Love of the Salish Sea Islands

New Essays, Memoirs and Poems
by 40 Island writers
Introduction by Gail Sjuberg
Paintings by Nicola Wheston
June 2019

“Love of the Salish Sea Islands is a sparkling archipelago of writers who draw us into the lives, land, and waters of their island worlds. A wonderful read –or, rather, many wonderful reads.”–Ronald Wright, author of A Short History of Progress

“We who live on the islands of the Salish Sea know how extraordinary it is to be part of this magical place. Each writer in this volume reflects the islands themselves. Poets, novelists, story-tellers. Different, evocative, mysterious and loved. This is a wonderful volume.”–Elizabeth May, MP for Saanich-Gulf Islands
Leader of the Green Party of Canada.

This important anthology of previously unpublished memoirs, essays and poems gathers forty skilled and award-winning island writers in one place for the first time. The many islands of the Salish Sea in British Columbia, and the waters that surround them–are brought to light in a kaleidoscope of short, brilliant compositions and verse­–passionate, eclectic and reflective.

Islands are special places of unique and lively communities, within a rare and beautiful ecosystem; with diverse indigenous, settler and outsider histories, circled by an endangered sea that protects and separates inhabitants from a more crowded, invasive civilization. They are little refugias in the glacial landscape of urbanization—ecological and cultural. The writing inhabits genius loci, and invites you to take refuge and become inspired enough to re-enchant your home terrain.

Contributors are: Taiaiake Alfred, Chris Arnett, Brenda Brooks, Maria Coffey, Daniel Cowper, William Deverell, Ann Eriksson, Mona Fertig, Cathy Ford, Gary Geddes, Katherine Palmer Gordon, Peter Haase, Amanda Hale, Diana Hayes, Jack Hodgins, Cornelia Hoogland, Stephen Hume, Christina Johnson-Dean, Des Kennedy, Michael Kenyon, Zoë Landale, Peter Levitt, Derek Lundy, Matsuki Masutani, Karen McLaughlin, Maureen Moore, Arleen Paré, Briony Penn, Michael Redican, Murray Reiss, Linda Rogers, Christine Smart, Steven Ross Smith, George Szanto, Nancy J. Turner, M.C. Warrior, Alison Watt, Bob Weeden, Rex Weyler, Sue Wheeler.

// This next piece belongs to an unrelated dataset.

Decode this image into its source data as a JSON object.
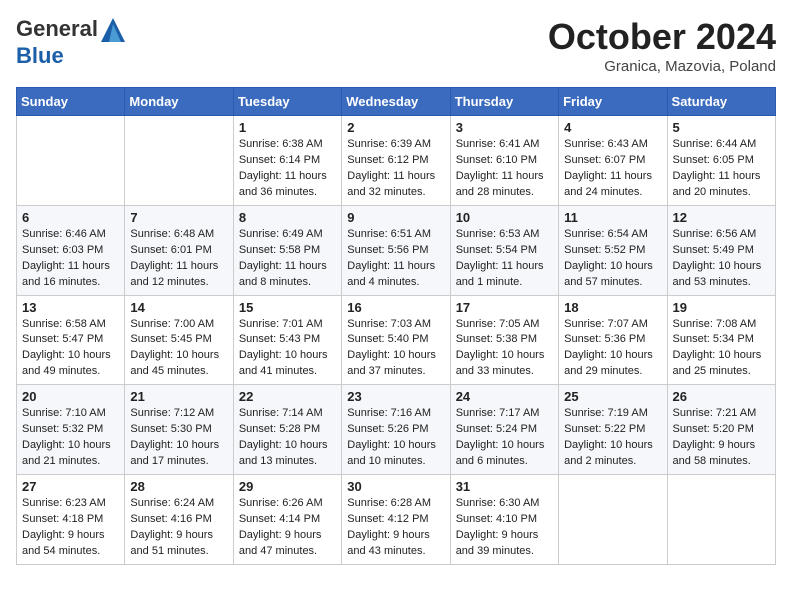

Islands rendered include: Bowen, Cortez, Denman, Gabriola, Galiano, Gambier, Hornby, Lasqueti, Lummi, Mayne, Mitlenatch, Newcastle, Penelakut, Pender, Prevost, Protection, Quadra, Retreat, Salt Spring, Saturna, Savary, Senanus, Texada, Thetis, Thormanby and Tumbo.

This anthology is a must-read for anyone who travels to and lives on an island, or yearns to live on an island. In this era when the natural world is constantly threatened by environmental destruction, through climate change, ignorance and corporate greed, it is more important than ever to affirm the significance, culture and beauty of our ocean archipelagos, and to be proactive in protecting and preserving them for the future of all.

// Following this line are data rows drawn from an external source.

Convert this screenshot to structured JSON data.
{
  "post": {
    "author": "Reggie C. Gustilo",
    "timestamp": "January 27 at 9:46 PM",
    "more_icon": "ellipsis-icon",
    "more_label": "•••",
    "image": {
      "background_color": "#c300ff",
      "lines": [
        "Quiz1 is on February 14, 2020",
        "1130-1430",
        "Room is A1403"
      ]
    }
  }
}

“The 500-plus islands in the Salish Sea are widely recognized as a region of international ecological and cultural significance: the Georgia Basin is considered one of the three most threatened ecoregions in Canada.”
—from Islands in the Salish Sea: A Community Atlas, edited by Sheila Harrington and Judi Stevenson.

Mother Tongue Publishing

Temosen

On this tiny Salish Sea island, for my son, my friend and me, being Indigenous means walking the land hunting.

Temosen is the name held by a respected elder in the W̱SÁNEĆ Nation, a master carver, Xumtholt’s uncle and my good friend. Names are sacred for Indigenous People, and it is not my right to share the meaning of the man’s name or talk about it. But, it is most definitely ancient, certainly dignified and obviously connected through a thick storyline to the island. Xumtholt and I, in that moment, renamed the tiny island Temosen Island, a befitting name. With Xumtholt’s sharing of his nation’s heritage, the island has, gratefully for me, become a place where I can feel connected with the ancestral spirits that are grounded in the land and pulsing through the waters of this territory

Taiaiake Alfred, raised in the Kahnawá:ke Mohawk Territory, is a former university professor, an award-winning journalist and author, and a community activist. He lives in the territory of the WSÁNEĆ Nation and is the father of three sons, all members of the Wet’suwet’en Nation.

Taiaiake Alfred
TheTyee, 2020.05.20